We had an issue with mold last year and had the building remediated and tested. We were given clearance at the end of the summer. One of the problems was our split faced block had never been sealed (new building in 1999), allowing moisture to come in. We had the block sealed last Fall, however, the sealant had a mineral spirit solvent which lead to fumes in the building which have really bothered some employees. We have come to believe the amount of sealant used on the block has lead to an inability for the sealant to dry; i.e., it simply soaked right into the brick and the fumes come through the walls. We corrected the problem by creating positive air pressure, this has helped for the most part, however, there are a few very sensitive employees who still have problems. We don't anticipate the sealant to be completely dried for another few months, thus the fumes will not be dissipated for quite awhile. With the warmer weather, we will be battling the fumes more, I believe. My question is if an air cleaner that specifically controls VOCs would help in this situation. Our main office is an open concept, exposed truss building, so we would need several cleaners. We are concerned about the health of our employee first.
Our apt. bldg. is three stories enclosed, 98,000 sq. ft. total. The second floor is uncomfortable during the day, hitting a temperature of about 77 degrees. When I turn on the AC, the two air handlers' coils ice up. The local AC company said the air temperature outside (38-40 degrees) was too cold for AC and this is normal. But none of my other units are icing up so I'm not buying it. For heat and AC these floors use 2 air handlers per floor & each has its own heat pump on the roof. We are in N. Calif. so it can get cold in the winter, but the building will stay between 78 to 82 degrees, which is too warm. I need to get the temperature down to 67/68. I have been with this company for only 6 months and the previous maintenance worker left no building history. Any help is much appreciated.
I have been searching for IAQ measurements/statistics related to green cleaning vs. standard cleaning. Also, the direct impact to occupant (health/wellness, increased productivity, reduced health cost issues, etc.) statistics related just to cleaning seems hard to find. There are plenty of statistics for overall IAQ linked to efficient design, construction, HVAC, materials, etc. Green cleaning must have an impact on those figures...but how much?

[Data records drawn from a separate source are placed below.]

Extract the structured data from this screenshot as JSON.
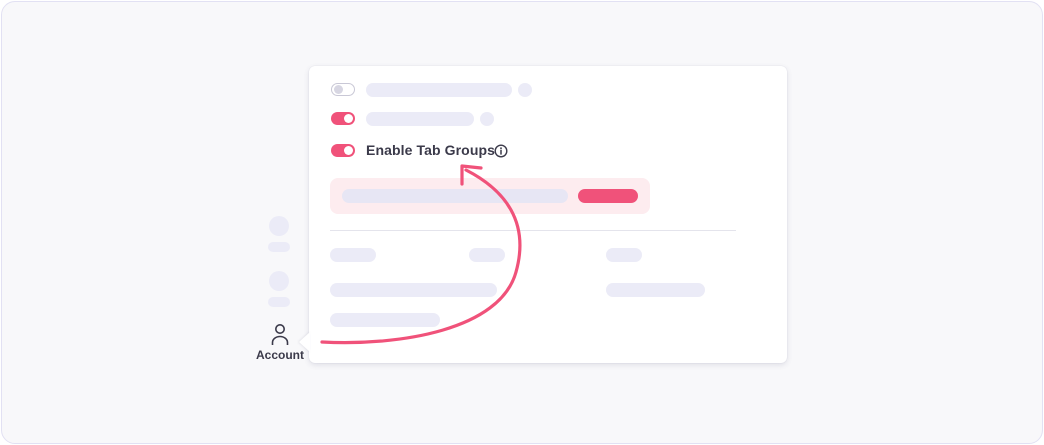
{
  "panel": {
    "setting_label": "Enable Tab Groups",
    "toggles": [
      {
        "state": "off"
      },
      {
        "state": "on"
      },
      {
        "state": "on"
      }
    ]
  },
  "sidebar": {
    "account_label": "Account"
  },
  "icons": {
    "account": "user-icon",
    "info": "info-icon",
    "arrow": "curved-arrow-icon"
  },
  "colors": {
    "accent": "#f0527a",
    "placeholder": "#ebebf7",
    "promo_bg": "#fdecef",
    "text": "#3b3a4a"
  }
}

Should air purifiers be in school classrooms because a doctor says a teacher needs it? The classrooms have unit ventilator type HVAC.